WORK ITEM | In the records that come next, find every line with "WWSSN". Return those lines.

RECORDS PROVIDED |
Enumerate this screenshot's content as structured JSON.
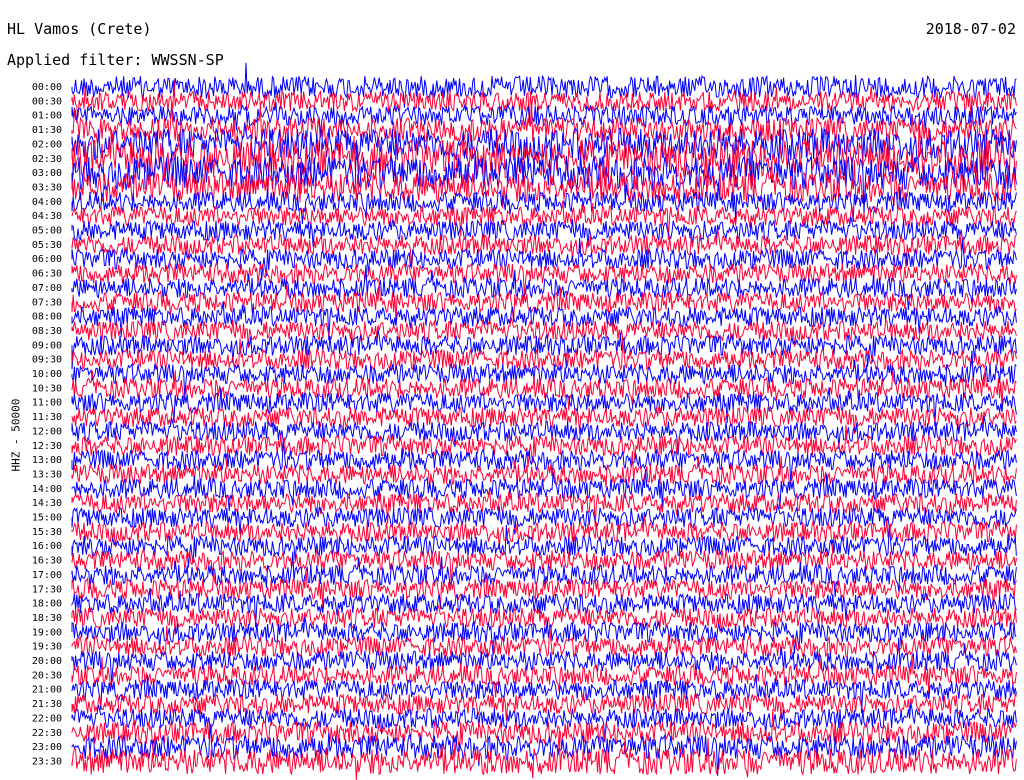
{
  "header": {
    "station": "HL Vamos (Crete)",
    "date": "2018-07-02",
    "filter": "Applied filter: WWSSN-SP"
  },
  "chart_data": {
    "type": "line",
    "title": "HL Vamos (Crete)",
    "subtitle": "Applied filter: WWSSN-SP",
    "ylabel": "HHZ - 50000",
    "xlabel": "",
    "series_colors": [
      "#0000ff",
      "#ff0033"
    ],
    "row_labels": [
      "00:00",
      "00:30",
      "01:00",
      "01:30",
      "02:00",
      "02:30",
      "03:00",
      "03:30",
      "04:00",
      "04:30",
      "05:00",
      "05:30",
      "06:00",
      "06:30",
      "07:00",
      "07:30",
      "08:00",
      "08:30",
      "09:00",
      "09:30",
      "10:00",
      "10:30",
      "11:00",
      "11:30",
      "12:00",
      "12:30",
      "13:00",
      "13:30",
      "14:00",
      "14:30",
      "15:00",
      "15:30",
      "16:00",
      "16:30",
      "17:00",
      "17:30",
      "18:00",
      "18:30",
      "19:00",
      "19:30",
      "20:00",
      "20:30",
      "21:00",
      "21:30",
      "22:00",
      "22:30",
      "23:00",
      "23:30"
    ],
    "row_amplitude": [
      1.1,
      1.0,
      1.0,
      1.2,
      1.6,
      1.9,
      1.7,
      1.5,
      1.0,
      1.0,
      1.0,
      1.0,
      1.0,
      1.0,
      1.0,
      1.0,
      1.0,
      1.0,
      1.0,
      1.0,
      1.0,
      1.0,
      1.0,
      1.0,
      1.0,
      1.0,
      1.0,
      1.0,
      1.0,
      1.0,
      1.0,
      1.0,
      1.0,
      1.0,
      1.0,
      1.0,
      1.0,
      1.0,
      1.0,
      1.0,
      1.0,
      1.0,
      1.0,
      1.0,
      1.0,
      1.1,
      1.2,
      1.3
    ],
    "grid": false
  }
}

RESULT OF THE TASK |
    "filter": "Applied filter: WWSSN-SP"
    "subtitle": "Applied filter: WWSSN-SP",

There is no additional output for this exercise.